The Shangri-La of the Anime World
Kyoto Animation, known to the fans as "KyoAni", was founded in 1981. it may not be as well known as Hayao Miyazaki's Studio Ghibli, but the studio is loved and respected by anime fans worldwide. The studio became well-known after 2000 and produced exquisite animated shows and films that are valued on a global scale. The studio is also known for its comparatively good working conditions.
Roland Kelts, author of Japan America: How Japanese Pop Culture Infiltrated the US praised the company in an email to The Daily Beast. "The studio is a rarity in the Japanese anime industry when it comes to treating its employees with respect. Their animators are full-time employees and employees … in a business where the vast majority of artists have short-term freelance contracts that are often paid off the frame and are poorly paid. The quality of their work reflects this respect and job security.
The working conditions at other animation companies are often gloomy, leading to Karoshi death by overwork. In 2014, the Tokyo Labor Standards Office officially recognized the suicide of an animation worker as a result of overhaul and ordered the payment of compensation to his family. The employee had at least one month to work 600 hours before he became severely depressed and killed himself. While Japanese animations, also known as anime, are often overflowing with cute, cheerful animals and bright colors, everyday work is usually very bleak and a smile is in short supply.
Kyoto Animation is not only known for taking care of its employees, but also for pampering fans. Journalist Kat Callahan, @JezebelKat on Twitter, tweeted after hearing the news: "They gave me a tour a couple of years back and gave my wish to take pictures depicting their own characters in their studio. I am shocked and will send a sympathy card.
Brian Ashcraft, a prolific writer on Japanese pop culture, says, "Kyoto Animation is one of the most popular animation studios in Japan. They have a distinctive style. They've made iconic anime like The Melancholy of Haruhi Suzumiya and K-On! . This attack is a terrible tragedy. I can not imagine how that will affect the animation industry.
Kelts also points out that Kyoto Animation is among the few anime studios outside the Tokyo metropolitan area.
Over the years, Kyoto Animation has brought the much needed variety of staff and sometimes controversial topics to an industry is very central and often surprisingly conservative. A Silent Voice was a truly rare anime film that dealt with both sensitive issues and bullying and that also had a director.
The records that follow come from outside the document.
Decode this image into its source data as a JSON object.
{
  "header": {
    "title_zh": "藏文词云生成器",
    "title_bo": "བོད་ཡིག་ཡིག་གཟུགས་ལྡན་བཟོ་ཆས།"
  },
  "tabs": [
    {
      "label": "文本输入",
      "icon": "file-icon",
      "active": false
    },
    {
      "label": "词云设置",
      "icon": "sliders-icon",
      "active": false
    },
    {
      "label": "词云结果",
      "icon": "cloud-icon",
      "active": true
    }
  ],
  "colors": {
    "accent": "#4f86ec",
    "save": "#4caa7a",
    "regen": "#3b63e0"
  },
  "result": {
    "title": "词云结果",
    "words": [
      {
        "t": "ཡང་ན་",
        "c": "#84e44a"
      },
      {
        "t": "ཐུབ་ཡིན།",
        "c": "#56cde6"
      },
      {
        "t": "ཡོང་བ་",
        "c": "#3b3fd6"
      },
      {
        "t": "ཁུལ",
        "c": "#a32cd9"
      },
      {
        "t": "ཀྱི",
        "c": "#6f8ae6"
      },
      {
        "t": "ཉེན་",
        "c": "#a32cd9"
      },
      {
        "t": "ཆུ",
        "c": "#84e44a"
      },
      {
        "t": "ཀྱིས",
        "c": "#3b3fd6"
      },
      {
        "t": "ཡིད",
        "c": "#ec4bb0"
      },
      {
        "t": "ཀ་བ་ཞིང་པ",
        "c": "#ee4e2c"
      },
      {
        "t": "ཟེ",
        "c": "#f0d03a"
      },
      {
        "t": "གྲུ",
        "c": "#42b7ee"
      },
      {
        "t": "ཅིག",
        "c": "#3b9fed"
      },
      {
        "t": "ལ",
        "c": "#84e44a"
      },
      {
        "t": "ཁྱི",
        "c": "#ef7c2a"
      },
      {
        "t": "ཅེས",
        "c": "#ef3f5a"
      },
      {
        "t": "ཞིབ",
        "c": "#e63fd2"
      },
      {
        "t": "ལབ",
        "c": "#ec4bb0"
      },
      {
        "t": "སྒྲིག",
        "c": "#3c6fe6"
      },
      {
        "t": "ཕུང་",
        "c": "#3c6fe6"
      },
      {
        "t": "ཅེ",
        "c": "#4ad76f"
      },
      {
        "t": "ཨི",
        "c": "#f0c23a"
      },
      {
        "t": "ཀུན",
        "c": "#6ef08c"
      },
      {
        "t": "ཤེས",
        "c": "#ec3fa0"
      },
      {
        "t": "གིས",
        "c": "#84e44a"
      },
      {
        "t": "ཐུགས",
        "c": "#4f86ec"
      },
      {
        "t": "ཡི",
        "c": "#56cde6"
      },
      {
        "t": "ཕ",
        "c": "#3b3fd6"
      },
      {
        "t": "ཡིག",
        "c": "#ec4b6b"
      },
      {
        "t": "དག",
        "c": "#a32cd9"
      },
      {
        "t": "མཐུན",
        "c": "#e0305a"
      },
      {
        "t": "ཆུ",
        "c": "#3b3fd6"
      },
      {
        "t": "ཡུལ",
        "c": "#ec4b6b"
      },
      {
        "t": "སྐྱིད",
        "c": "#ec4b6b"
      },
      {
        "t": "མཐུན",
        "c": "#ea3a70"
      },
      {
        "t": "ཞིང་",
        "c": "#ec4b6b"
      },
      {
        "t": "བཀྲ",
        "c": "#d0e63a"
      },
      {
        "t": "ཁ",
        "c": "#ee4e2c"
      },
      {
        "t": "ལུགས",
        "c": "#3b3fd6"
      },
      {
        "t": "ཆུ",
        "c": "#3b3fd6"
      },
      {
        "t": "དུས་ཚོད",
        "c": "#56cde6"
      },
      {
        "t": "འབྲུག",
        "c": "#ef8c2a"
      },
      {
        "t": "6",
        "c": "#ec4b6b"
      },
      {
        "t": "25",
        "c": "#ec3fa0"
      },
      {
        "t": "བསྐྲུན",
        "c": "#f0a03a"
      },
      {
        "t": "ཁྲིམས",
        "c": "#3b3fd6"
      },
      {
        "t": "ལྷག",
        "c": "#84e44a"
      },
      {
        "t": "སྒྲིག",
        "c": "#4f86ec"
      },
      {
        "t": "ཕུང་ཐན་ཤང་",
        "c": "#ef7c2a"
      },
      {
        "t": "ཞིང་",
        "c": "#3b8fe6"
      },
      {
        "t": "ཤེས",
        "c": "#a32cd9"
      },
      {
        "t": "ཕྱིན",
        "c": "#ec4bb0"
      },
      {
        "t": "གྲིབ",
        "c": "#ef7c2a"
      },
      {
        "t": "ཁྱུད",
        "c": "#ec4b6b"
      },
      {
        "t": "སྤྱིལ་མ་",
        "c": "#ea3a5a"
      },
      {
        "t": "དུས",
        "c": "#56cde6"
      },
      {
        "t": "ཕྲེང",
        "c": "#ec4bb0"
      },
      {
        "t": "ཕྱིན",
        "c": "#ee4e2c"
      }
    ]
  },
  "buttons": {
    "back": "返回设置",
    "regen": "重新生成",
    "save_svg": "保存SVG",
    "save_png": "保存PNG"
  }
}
It would be a shame if an angry man with a gas tank would have erased the voice of an animation studio that is loved and increasingly appreciated in and outside of Japan, he clearly did not understand the message if the attacker saw her films.